Grant Morrison inspired me to start writing comics in the first place, when I bought a copy of Arkham Asylum that had a script in the back. That was a big “Oh, this is something I could do” moment. They also constantly enlighten me in how to look at the medium of comics as a whole and how to think about comics.
The list goes on and on, with all the big names you can think of, but I want to give a shout out to all of my indie contemporaries and those among us that have started to break into the industry. Jarred Luján never seems to not be hustling and his inclusion into DC Comics’s Milestone Initiative is a clear reflection of his dedication to the craft. David Pepose is another indie-to-Big 2 success that fuels my own hopes. Marvel doesn’t put just anyone on an Avengers title. There are far too many to name here, but if you’re reading this and you know me, you inspire me everyday and I’m rooting for you.
CBY: What comics/books/tv shows/movies are you currently enjoying?
CBK: At a recent convention, I picked up the omnibus of Brahm Revel’s Guerillas and have made that a part of my pre-bedtime reading. Also on my nightstand is Neal Stephenson’s Seveneves, for when I’m in a prose mood. On the small screen, my wife and I are re-watching the Marvel shows that were originally on Netflix and are in the middle of Luke Cage. Though this marathon is interrupted whenever a new episode of Moon Knight drops. I don’t get out to see movies as much as I would like to, but I was able to see The Batman on opening night and thought it was amazing.
CBY: If you were the curator for a comics museum, which 3 books do you want to make absolutely sure are included?
CBK: Don Rosa’s The Life and Times of Scrooge McDuck is oddly my knee-jerk response whenever anyone asks this kind of question. Not only is it entertaining, but it’s so well constructed and engaging. Scrooge McDuck’s character development dances between subtle drifts and explosive leaps, but does so with masterful forethought.
There are several manga series I could include, with DragonBall coming to mind almost instantly, but I would have to say Eiichiro Oda’s One Piece deserves this spot. I love how off-the-cuffs this manga seems. There is clearly some overarching plot, but the twists and immediate action make it feel as though it’s being created with just the next chapter in mind. Oda’s handling of such a massive cast is incredible and I never feel as though one character has been neglected for another.
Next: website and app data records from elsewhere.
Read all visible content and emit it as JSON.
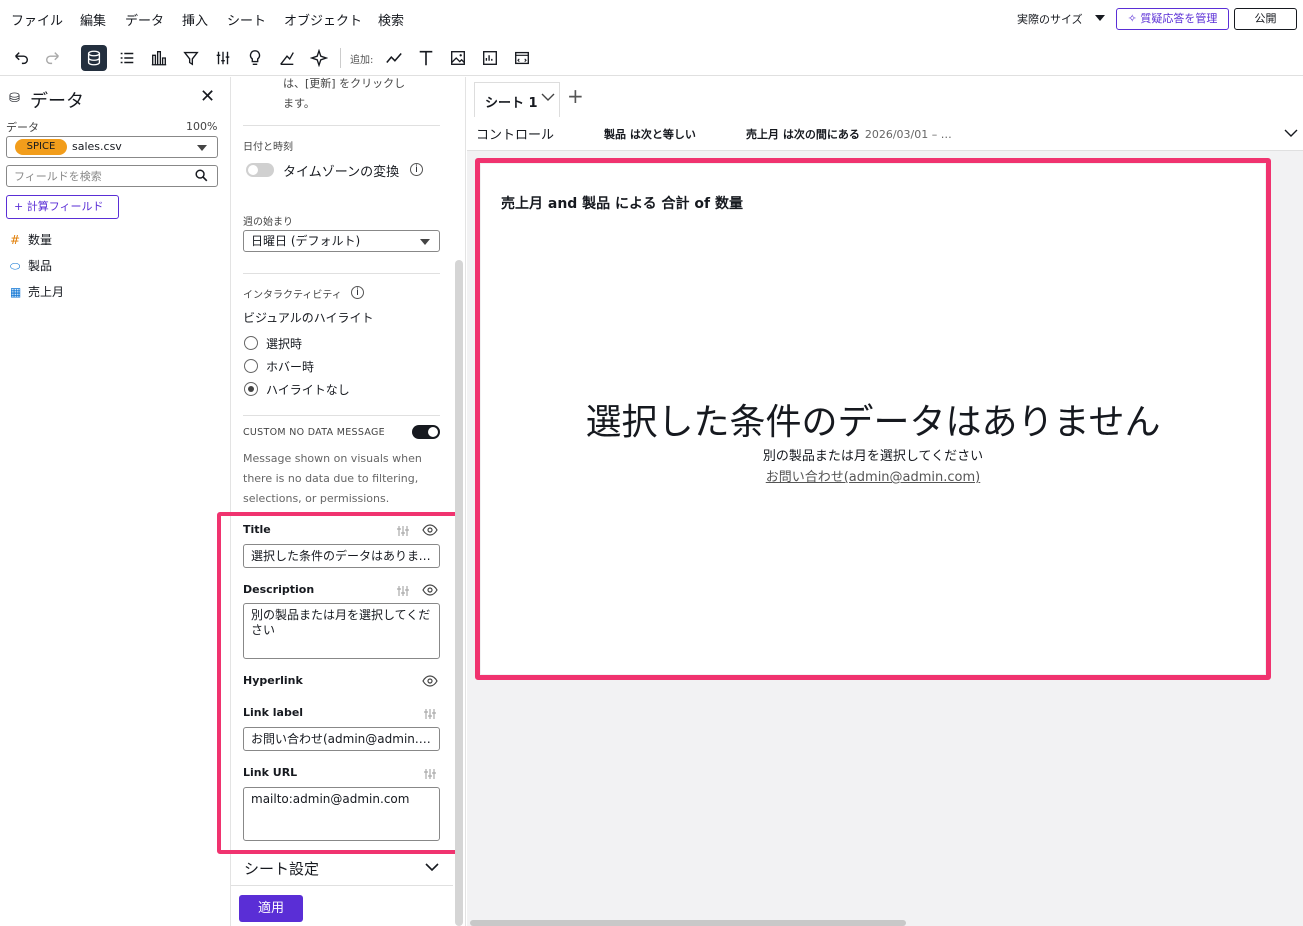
{
  "menu": [
    "ファイル",
    "編集",
    "データ",
    "挿入",
    "シート",
    "オブジェクト",
    "検索"
  ],
  "topbar": {
    "actual_size": "実際のサイズ",
    "qa_button": "質疑応答を管理",
    "publish_button": "公開"
  },
  "toolbar": {
    "add_label": "追加:"
  },
  "data_panel": {
    "title": "データ",
    "dataset_label": "データ",
    "percent": "100%",
    "spice": "SPICE",
    "dataset": "sales.csv",
    "search_placeholder": "フィールドを検索",
    "calc_field": "計算フィールド",
    "fields": [
      {
        "name": "数量",
        "icon": "measure-icon"
      },
      {
        "name": "製品",
        "icon": "dimension-icon"
      },
      {
        "name": "売上月",
        "icon": "calendar-icon"
      }
    ]
  },
  "props": {
    "top_text_1": "は、[更新] をクリックし",
    "top_text_2": "ます。",
    "date_time_label": "日付と時刻",
    "timezone_toggle": "タイムゾーンの変換",
    "week_start_label": "週の始まり",
    "week_start_value": "日曜日 (デフォルト)",
    "interactivity_label": "インタラクティビティ",
    "highlight_label": "ビジュアルのハイライト",
    "radio_options": [
      "選択時",
      "ホバー時",
      "ハイライトなし"
    ],
    "radio_selected": 2,
    "custom_no_data_label": "CUSTOM NO DATA MESSAGE",
    "custom_no_data_help_1": "Message shown on visuals when",
    "custom_no_data_help_2": "there is no data due to filtering,",
    "custom_no_data_help_3": "selections, or permissions.",
    "title_label": "Title",
    "title_value": "選択した条件のデータはありません",
    "description_label": "Description",
    "description_value": "別の製品または月を選択してください",
    "hyperlink_label": "Hyperlink",
    "link_label_label": "Link label",
    "link_label_value": "お問い合わせ(admin@admin.com)",
    "link_url_label": "Link URL",
    "link_url_value": "mailto:admin@admin.com",
    "sheet_settings": "シート設定",
    "apply": "適用"
  },
  "canvas": {
    "sheet_tab": "シート 1",
    "controls_label": "コントロール",
    "control_1": "製品 は次と等しい",
    "control_2": "売上月 は次の間にある",
    "control_2_value": "2026/03/01 – …",
    "visual_title": "売上月 and 製品 による 合計 of 数量",
    "no_data_title": "選択した条件のデータはありません",
    "no_data_desc": "別の製品または月を選択してください",
    "no_data_link": "お問い合わせ(admin@admin.com)"
  },
  "colors": {
    "accent": "#5a2ed6",
    "highlight": "#f0336f",
    "spice": "#f29d1b"
  }
}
As the curator of this hypothetical comics museum, I would commission the creation of a special omnibus: the complete Marvel Comics works of Jonathan Hickman. From Secret Warriors and SHIELD to his most recent X-Men work, Hickman has seeded the entire Marvel Universe with his ideas and concepts, many of which I suspect will remain in the fabric of Marvel for years to come. Even as he moved between titles, it always felt as though he was writing just one story.
CBY: Any other projects CBY readers should check out?
CBK: A.J. Mason and Ethan Lu have a project on Kickstarter as well. It's a horror double feature titled Sick & Party Invasion, and it looks nice and spooky. I’ve only had the pleasure of speaking with A.J. (we’ll be working together on a project in the future), but they both seem like good-natured, passionate creators.
It’s not available now, but keep an eye out for Jumpstart Comics’s Big Hype anthology when it comes to Kickstarter. It's a Shonen Jump-style anthology of manga inspired comics, with a 300-ish page count. They already funded and created a first volume, and are working on a second and third volume as well. There’s a lot of killer talent involved in these anthologies, creators everyone should be aware of and keeping their eyes on.
CBY: Where can you be found online?
CBY: Thank you so much, Brennan, for chatting with me about Tyrant Fall and good luck with the rest of the campaign.
CBK: Thank you! I really appreciate you taking the time to speak with me today. This was a wonderful experience and it’s been so exciting to see Comic Book Yeti get the recognition you all deserve!